[Start of section]

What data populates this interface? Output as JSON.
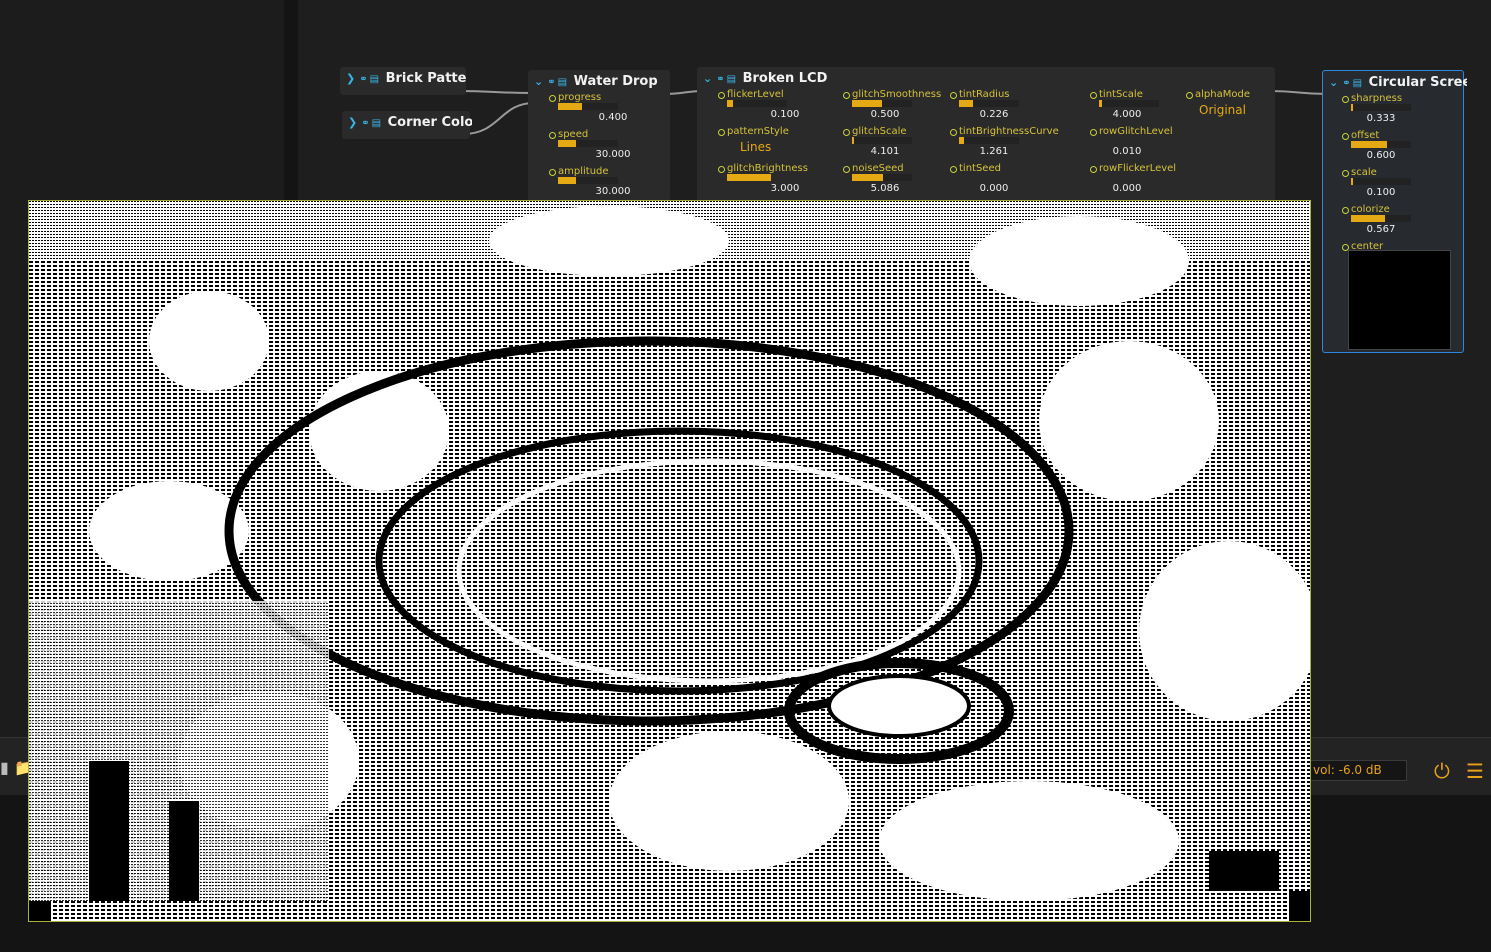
{
  "nodes": {
    "brick_pattern": {
      "title": "Brick Pattern"
    },
    "corner_colors": {
      "title": "Corner Colors"
    },
    "water_drop": {
      "title": "Water Drop",
      "params": [
        {
          "label": "progress",
          "value": "0.400",
          "fill": 0.4
        },
        {
          "label": "speed",
          "value": "30.000",
          "fill": 0.3
        },
        {
          "label": "amplitude",
          "value": "30.000",
          "fill": 0.3
        }
      ]
    },
    "broken_lcd": {
      "title": "Broken LCD",
      "col1": [
        {
          "label": "flickerLevel",
          "value": "0.100",
          "fill": 0.1
        },
        {
          "label": "patternStyle",
          "enum": "Lines"
        },
        {
          "label": "glitchBrightness",
          "value": "3.000",
          "fill": 1.0
        }
      ],
      "col2": [
        {
          "label": "glitchSmoothness",
          "value": "0.500",
          "fill": 0.5
        },
        {
          "label": "glitchScale",
          "value": "4.101",
          "fill": 0.0
        },
        {
          "label": "noiseSeed",
          "value": "5.086",
          "fill": 0.51
        }
      ],
      "col3": [
        {
          "label": "tintRadius",
          "value": "0.226",
          "fill": 0.23
        },
        {
          "label": "tintBrightnessCurve",
          "value": "1.261",
          "fill": 0.08
        },
        {
          "label": "tintSeed",
          "value": "0.000",
          "fill": 0.0
        }
      ],
      "col4": [
        {
          "label": "tintScale",
          "value": "4.000",
          "fill": 0.05
        },
        {
          "label": "rowGlitchLevel",
          "value": "0.010",
          "fill": 0.0
        },
        {
          "label": "rowFlickerLevel",
          "value": "0.000",
          "fill": 0.0
        }
      ],
      "col5": [
        {
          "label": "alphaMode",
          "enum": "Original"
        }
      ]
    },
    "circular_screen": {
      "title": "Circular Screen",
      "params": [
        {
          "label": "sharpness",
          "value": "0.333",
          "fill": 0.03
        },
        {
          "label": "offset",
          "value": "0.600",
          "fill": 0.6
        },
        {
          "label": "scale",
          "value": "0.100",
          "fill": 0.03
        },
        {
          "label": "colorize",
          "value": "0.567",
          "fill": 0.57
        },
        {
          "label": "center"
        }
      ]
    }
  },
  "bottombar": {
    "volume": "vol: -6.0 dB",
    "power_icon": "power-icon",
    "mixer_icon": "sliders-icon"
  },
  "colors": {
    "accent": "#e5a914",
    "param_label": "#d6c23a",
    "node_icon": "#39b6e8",
    "selection": "#2f86e0"
  }
}
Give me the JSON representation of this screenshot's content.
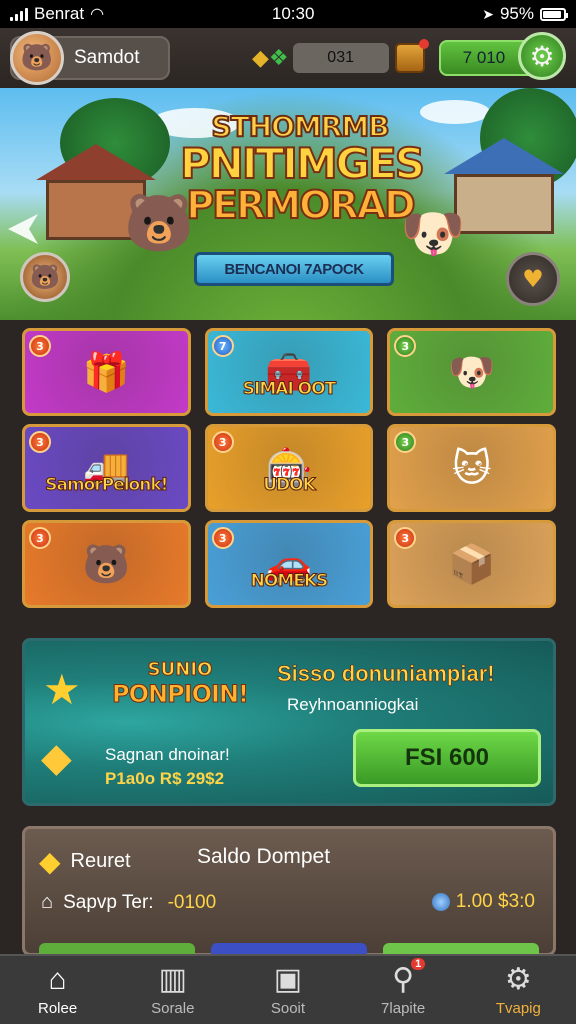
{
  "status_bar": {
    "carrier": "Benrat",
    "time": "10:30",
    "battery_text": "95%"
  },
  "header": {
    "username": "Samdot",
    "gem_count": "031",
    "green_value": "7  010"
  },
  "banner": {
    "title_line1": "STHOMRMB",
    "title_line2": "PNITIMGES",
    "title_line3": "PERMORAD",
    "subtitle": "BENCANOI 7APOCK"
  },
  "cards": [
    {
      "badge": "3",
      "label": "",
      "art": "🎁",
      "bg": "#c33ac8"
    },
    {
      "badge": "7",
      "label": "SIMAI OOT",
      "art": "🧰",
      "bg": "#3ab9d8"
    },
    {
      "badge": "3",
      "label": "",
      "art": "🐶",
      "bg": "#5fae3b"
    },
    {
      "badge": "3",
      "label": "SamorPelonk!",
      "art": "🚚",
      "bg": "#6b4ac4"
    },
    {
      "badge": "3",
      "label": "UDOK",
      "art": "🎰",
      "bg": "#e9a02a"
    },
    {
      "badge": "3",
      "label": "",
      "art": "🐱",
      "bg": "#e2a14c"
    },
    {
      "badge": "3",
      "label": "",
      "art": "🐻",
      "bg": "#e87a2a"
    },
    {
      "badge": "3",
      "label": "NOMEKS",
      "art": "🚗",
      "bg": "#49a0d8"
    },
    {
      "badge": "3",
      "label": "",
      "art": "📦",
      "bg": "#dca259"
    }
  ],
  "promo": {
    "logo_line1": "SUNIO",
    "logo_line2": "PONPIOIN!",
    "heading": "Sisso donuniampiar!",
    "subheading": "Reyhnoanniogkai",
    "small1": "Sagnan dnoinar!",
    "small2": "P1a0o R$ 29$2",
    "button": "FSI 600"
  },
  "wallet": {
    "tag": "Reuret",
    "title": "Saldo Dompet",
    "row_label": "Sapvp Ter:",
    "row_value": "-0100",
    "balance": "1.00 $3:0"
  },
  "bottom_nav": [
    {
      "label": "Rolee",
      "icon": "home-icon"
    },
    {
      "label": "Sorale",
      "icon": "cards-icon"
    },
    {
      "label": "Sooit",
      "icon": "backpack-icon"
    },
    {
      "label": "7lapite",
      "icon": "search-icon",
      "badge": "1"
    },
    {
      "label": "Tvapig",
      "icon": "gear-icon"
    }
  ],
  "colors": {
    "accent_green": "#3a9a26",
    "gold": "#ffd447",
    "teal_panel": "#1f7d78"
  }
}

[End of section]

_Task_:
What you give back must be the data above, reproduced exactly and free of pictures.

_Response to this task_:
What data populates this interface? Output as JSON.
{
  "nodes": {
    "brick_pattern": {
      "title": "Brick Pattern"
    },
    "corner_colors": {
      "title": "Corner Colors"
    },
    "water_drop": {
      "title": "Water Drop",
      "params": [
        {
          "label": "progress",
          "value": "0.400",
          "fill": 0.4
        },
        {
          "label": "speed",
          "value": "30.000",
          "fill": 0.3
        },
        {
          "label": "amplitude",
          "value": "30.000",
          "fill": 0.3
        }
      ]
    },
    "broken_lcd": {
      "title": "Broken LCD",
      "col1": [
        {
          "label": "flickerLevel",
          "value": "0.100",
          "fill": 0.1
        },
        {
          "label": "patternStyle",
          "enum": "Lines"
        },
        {
          "label": "glitchBrightness",
          "value": "3.000",
          "fill": 1.0
        }
      ],
      "col2": [
        {
          "label": "glitchSmoothness",
          "value": "0.500",
          "fill": 0.5
        },
        {
          "label": "glitchScale",
          "value": "4.101",
          "fill": 0.0
        },
        {
          "label": "noiseSeed",
          "value": "5.086",
          "fill": 0.51
        }
      ],
      "col3": [
        {
          "label": "tintRadius",
          "value": "0.226",
          "fill": 0.23
        },
        {
          "label": "tintBrightnessCurve",
          "value": "1.261",
          "fill": 0.08
        },
        {
          "label": "tintSeed",
          "value": "0.000",
          "fill": 0.0
        }
      ],
      "col4": [
        {
          "label": "tintScale",
          "value": "4.000",
          "fill": 0.05
        },
        {
          "label": "rowGlitchLevel",
          "value": "0.010",
          "fill": 0.0
        },
        {
          "label": "rowFlickerLevel",
          "value": "0.000",
          "fill": 0.0
        }
      ],
      "col5": [
        {
          "label": "alphaMode",
          "enum": "Original"
        }
      ]
    },
    "circular_screen": {
      "title": "Circular Screen",
      "params": [
        {
          "label": "sharpness",
          "value": "0.333",
          "fill": 0.03
        },
        {
          "label": "offset",
          "value": "0.600",
          "fill": 0.6
        },
        {
          "label": "scale",
          "value": "0.100",
          "fill": 0.03
        },
        {
          "label": "colorize",
          "value": "0.567",
          "fill": 0.57
        },
        {
          "label": "center"
        }
      ]
    }
  },
  "bottombar": {
    "volume": "vol: -6.0 dB",
    "power_icon": "power-icon",
    "mixer_icon": "sliders-icon"
  },
  "colors": {
    "accent": "#e5a914",
    "param_label": "#d6c23a",
    "node_icon": "#39b6e8",
    "selection": "#2f86e0"
  }
}
Give me the JSON representation of this screenshot's content.
{
  "status_bar": {
    "carrier": "Benrat",
    "time": "10:30",
    "battery_text": "95%"
  },
  "header": {
    "username": "Samdot",
    "gem_count": "031",
    "green_value": "7  010"
  },
  "banner": {
    "title_line1": "STHOMRMB",
    "title_line2": "PNITIMGES",
    "title_line3": "PERMORAD",
    "subtitle": "BENCANOI 7APOCK"
  },
  "cards": [
    {
      "badge": "3",
      "label": "",
      "art": "🎁",
      "bg": "#c33ac8"
    },
    {
      "badge": "7",
      "label": "SIMAI OOT",
      "art": "🧰",
      "bg": "#3ab9d8"
    },
    {
      "badge": "3",
      "label": "",
      "art": "🐶",
      "bg": "#5fae3b"
    },
    {
      "badge": "3",
      "label": "SamorPelonk!",
      "art": "🚚",
      "bg": "#6b4ac4"
    },
    {
      "badge": "3",
      "label": "UDOK",
      "art": "🎰",
      "bg": "#e9a02a"
    },
    {
      "badge": "3",
      "label": "",
      "art": "🐱",
      "bg": "#e2a14c"
    },
    {
      "badge": "3",
      "label": "",
      "art": "🐻",
      "bg": "#e87a2a"
    },
    {
      "badge": "3",
      "label": "NOMEKS",
      "art": "🚗",
      "bg": "#49a0d8"
    },
    {
      "badge": "3",
      "label": "",
      "art": "📦",
      "bg": "#dca259"
    }
  ],
  "promo": {
    "logo_line1": "SUNIO",
    "logo_line2": "PONPIOIN!",
    "heading": "Sisso donuniampiar!",
    "subheading": "Reyhnoanniogkai",
    "small1": "Sagnan dnoinar!",
    "small2": "P1a0o R$ 29$2",
    "button": "FSI 600"
  },
  "wallet": {
    "tag": "Reuret",
    "title": "Saldo Dompet",
    "row_label": "Sapvp Ter:",
    "row_value": "-0100",
    "balance": "1.00 $3:0"
  },
  "bottom_nav": [
    {
      "label": "Rolee",
      "icon": "home-icon"
    },
    {
      "label": "Sorale",
      "icon": "cards-icon"
    },
    {
      "label": "Sooit",
      "icon": "backpack-icon"
    },
    {
      "label": "7lapite",
      "icon": "search-icon",
      "badge": "1"
    },
    {
      "label": "Tvapig",
      "icon": "gear-icon"
    }
  ],
  "colors": {
    "accent_green": "#3a9a26",
    "gold": "#ffd447",
    "teal_panel": "#1f7d78"
  }
}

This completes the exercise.